The Kettle Creek Bridge, also known as the Michigan Central and Canada Southern Bridge, is located over the Kettle Creek valley. In terms of the railway, it is located at Mi. 116.4 of the CASO Subdivision of the Canadian National Railway at the westerly limits of the City of St. Thomas. In the latter half of the nineteenth century, the railroad building boom was at its peak. The decision was made that the north shore of Lake Erie would be the ideal place for a route to run from the state of Michigan to Buffalo, New York, and then to ports in New York and Boston.
The Canada Southern Railway was chartered in 1869 to build a railway from Fort Erie, Ontario to Amherstburg, Ontario. The first trains operated over the entire length by mid-1873. By the turn of the century, three American railways had competing lines on the north shore, all running through St. Thomas and all requiring substantial trestles over the Kettle Creek valley. The most significant of the trestles was that of the Canada Southern Railway.
The first trestle was a single track, made of timber with a length of 1,366 feet and a height of 92 feet. Work was started in September 1871 and was completed in less than five months. It consisted of 762ft. of trestle work and fourteen spans of timber trusses totaling 640 ft. The contractor was Dunn, Holmes, and Moore. The bridge was featured in the US publication Scientific American in the February 22, 1873 issue.

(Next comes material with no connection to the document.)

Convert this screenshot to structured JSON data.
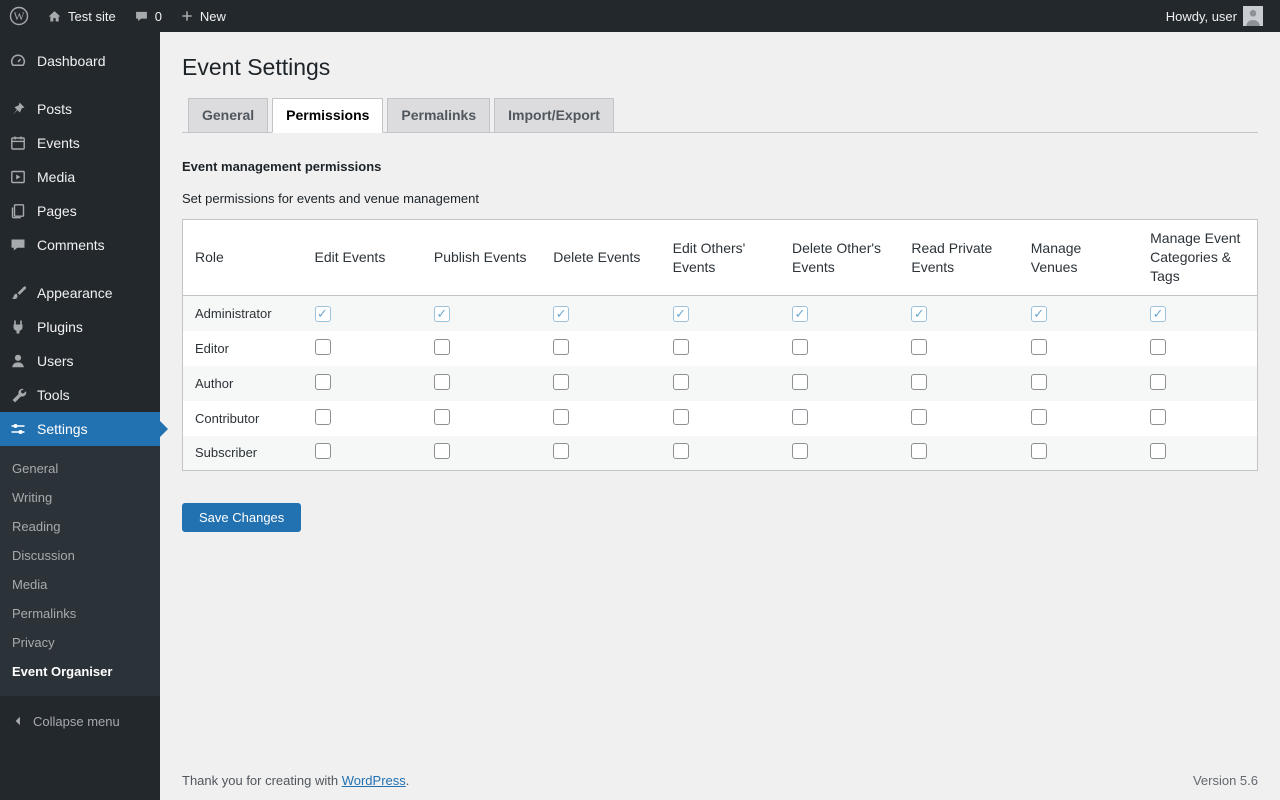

By 1883, the Canada Southern was being operated by the Michigan Central, a subsidiary of the New York Central. This shift in control resulted in heavier trains and increased traffic. A new bridge was required to withstand the new demands. The new bridge was a double track steel structure with a rail grad 6ft. higher than the old bridge. The new bridge was erected without disrupting traffic. The bridge was a deck plate girder type with 40 spans, a total of 1,396ft. in length and featured unusual 3 column bents. The bridge was built by the Detroit Bridge and Iron Works.
Still heavier traffic result in a new bridge erected in 1929. This bridge used the same grade and alignment as the second bridge with reinforced concrete piers, deck plate girders and a rock ballast surface. Trains were not disrupted during this reconstruction. A novel feature of the construction was the use of small narrow gauge railway suspended from the existing girders and running between the columns for the entire length of the bridge. The contractor was D.W. Thurston of Detroit.
In 1985, the CASO was sold to the Canadian National and Canadian Pacific Railways jointly. In 2013, the bridge was purchased by the On Track organization for redevelopment as an elevated park.
In June 2000, the bridge was designated a National Historic Civil Engineering Site by the Canadian Society for Civil Engineering.